Arsenal will expect to have it their own way. They usually do at home. The Liverpool challenge will be to shock them with controlled aggression as they did last in January 2013 in drawing 2-2 in North London. Then, Rodgers’ young Liverpool team scared the crap out of Arsenal by deservedly taking a two-goal lead. It was perhaps the best ever Liverpool performance at the Emirates (yes, better even than the 2-0 victory of 2011). It was the kind of all hands to the pumps, ego-free display that has characterised the best moments of the Rodgers era.
Two wins on the spin is a nice way to start a season. Three wins, with one of them being at Arsene’s gaff, is a great way to start a season. It would evoke memories of that fateful autumn of 2013 when Brendan’s lads opened the season with three straight Daniel Sturridge-inspired victories. It augured well. Better than we even dared to dream. It could yet again.
Last match v Arsenal: April 4, 2015: Arsenal 4 Liverpool 1 (Premier League).
Odds: Arsenal 3-4, Draw 3-1, Liverpool 21-5.
Injured: Allen (hamstring), Sturridge (hip), Flanagan (knee).

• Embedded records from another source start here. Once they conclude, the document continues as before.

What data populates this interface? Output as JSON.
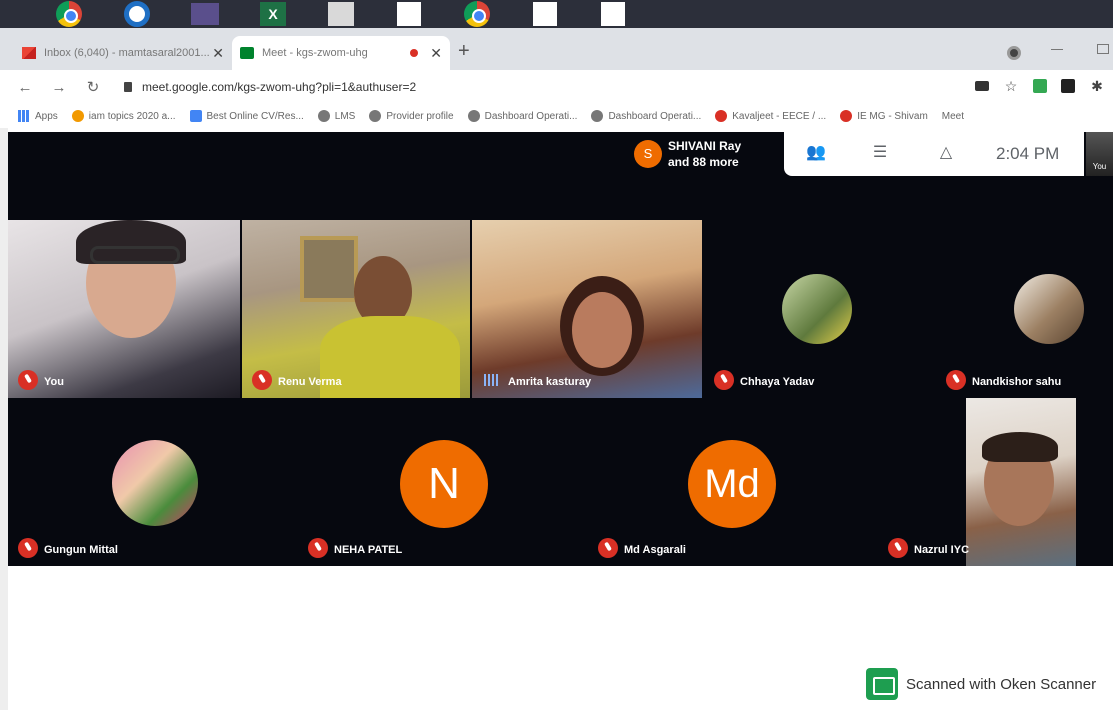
{
  "browser": {
    "tabs": [
      {
        "title": "Inbox (6,040) - mamtasaral2001...",
        "active": false
      },
      {
        "title": "Meet - kgs-zwom-uhg",
        "active": true
      }
    ],
    "url": "meet.google.com/kgs-zwom-uhg?pli=1&authuser=2",
    "bookmarks": [
      {
        "label": "Apps",
        "icon": "apps-grid-icon"
      },
      {
        "label": "iam topics 2020 a...",
        "icon": "bookmark-icon"
      },
      {
        "label": "Best Online CV/Res...",
        "icon": "doc-icon"
      },
      {
        "label": "LMS",
        "icon": "globe-icon"
      },
      {
        "label": "Provider profile",
        "icon": "globe-icon"
      },
      {
        "label": "Dashboard Operati...",
        "icon": "globe-icon"
      },
      {
        "label": "Dashboard Operati...",
        "icon": "globe-icon"
      },
      {
        "label": "Kavaljeet - EECE / ...",
        "icon": "pin-icon"
      },
      {
        "label": "IE MG - Shivam",
        "icon": "pin-icon"
      },
      {
        "label": "Meet",
        "icon": "meet-icon"
      }
    ]
  },
  "meet": {
    "presenter": {
      "initial": "S",
      "line1": "SHIVANI Ray",
      "line2": "and 88 more"
    },
    "time": "2:04 PM",
    "self_thumb_label": "You",
    "participants": [
      {
        "name": "You",
        "type": "video",
        "muted": true
      },
      {
        "name": "Renu Verma",
        "type": "video",
        "muted": true
      },
      {
        "name": "Amrita kasturay",
        "type": "video",
        "muted": false
      },
      {
        "name": "Chhaya Yadav",
        "type": "photo",
        "muted": true
      },
      {
        "name": "Nandkishor sahu",
        "type": "photo",
        "muted": true
      },
      {
        "name": "Gungun Mittal",
        "type": "photo",
        "muted": true
      },
      {
        "name": "NEHA PATEL",
        "type": "letter",
        "letter": "N",
        "muted": true
      },
      {
        "name": "Md Asgarali",
        "type": "letter",
        "letter": "Md",
        "muted": true
      },
      {
        "name": "Nazrul IYC",
        "type": "video",
        "muted": true
      }
    ]
  },
  "watermark": "Scanned with Oken Scanner",
  "colors": {
    "avatar_orange": "#ef6c00",
    "mic_red": "#d93025",
    "meet_bg": "#06080f"
  }
}
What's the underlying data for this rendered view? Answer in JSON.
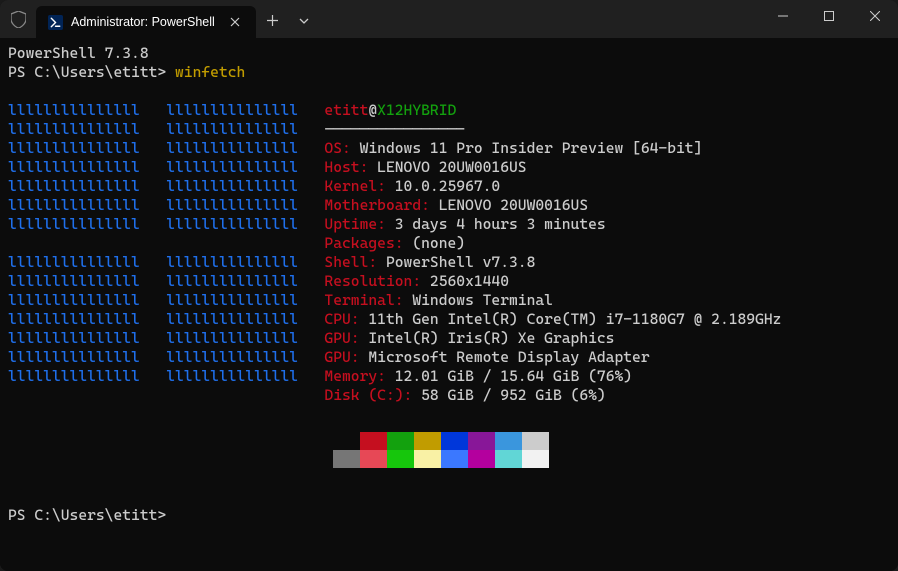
{
  "window": {
    "tab_title": "Administrator: PowerShell"
  },
  "terminal": {
    "version_line": "PowerShell 7.3.8",
    "prompt1_prefix": "PS C:\\Users\\etitt> ",
    "prompt1_cmd": "winfetch",
    "prompt2": "PS C:\\Users\\etitt>",
    "header_user": "etitt",
    "header_sep": "@",
    "header_host": "X12HYBRID",
    "divider": "----------------",
    "info": [
      {
        "label": "OS",
        "value": "Windows 11 Pro Insider Preview [64-bit]"
      },
      {
        "label": "Host",
        "value": "LENOVO 20UW0016US"
      },
      {
        "label": "Kernel",
        "value": "10.0.25967.0"
      },
      {
        "label": "Motherboard",
        "value": "LENOVO 20UW0016US"
      },
      {
        "label": "Uptime",
        "value": "3 days 4 hours 3 minutes"
      },
      {
        "label": "Packages",
        "value": "(none)"
      },
      {
        "label": "Shell",
        "value": "PowerShell v7.3.8"
      },
      {
        "label": "Resolution",
        "value": "2560x1440"
      },
      {
        "label": "Terminal",
        "value": "Windows Terminal"
      },
      {
        "label": "CPU",
        "value": "11th Gen Intel(R) Core(TM) i7-1180G7 @ 2.189GHz"
      },
      {
        "label": "GPU",
        "value": "Intel(R) Iris(R) Xe Graphics"
      },
      {
        "label": "GPU",
        "value": "Microsoft Remote Display Adapter"
      },
      {
        "label": "Memory",
        "value": "12.01 GiB / 15.64 GiB (76%)"
      },
      {
        "label": "Disk (C:)",
        "value": "58 GiB / 952 GiB (6%)"
      }
    ],
    "logo_lines": [
      "lllllllllllllll   lllllllllllllll",
      "lllllllllllllll   lllllllllllllll",
      "lllllllllllllll   lllllllllllllll",
      "lllllllllllllll   lllllllllllllll",
      "lllllllllllllll   lllllllllllllll",
      "lllllllllllllll   lllllllllllllll",
      "lllllllllllllll   lllllllllllllll",
      "                                 ",
      "lllllllllllllll   lllllllllllllll",
      "lllllllllllllll   lllllllllllllll",
      "lllllllllllllll   lllllllllllllll",
      "lllllllllllllll   lllllllllllllll",
      "lllllllllllllll   lllllllllllllll",
      "lllllllllllllll   lllllllllllllll",
      "lllllllllllllll   lllllllllllllll"
    ],
    "colors_row1": [
      "#0c0c0c",
      "#c50f1f",
      "#13a10e",
      "#c19c00",
      "#0037da",
      "#881798",
      "#3a96dd",
      "#cccccc"
    ],
    "colors_row2": [
      "#767676",
      "#e74856",
      "#16c60c",
      "#f9f1a5",
      "#3b78ff",
      "#b4009e",
      "#61d6d6",
      "#f2f2f2"
    ]
  }
}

Live on Sky Sports 1. Kick off: 8pm.
Pics: David Rawcliffe-Propaganda Photo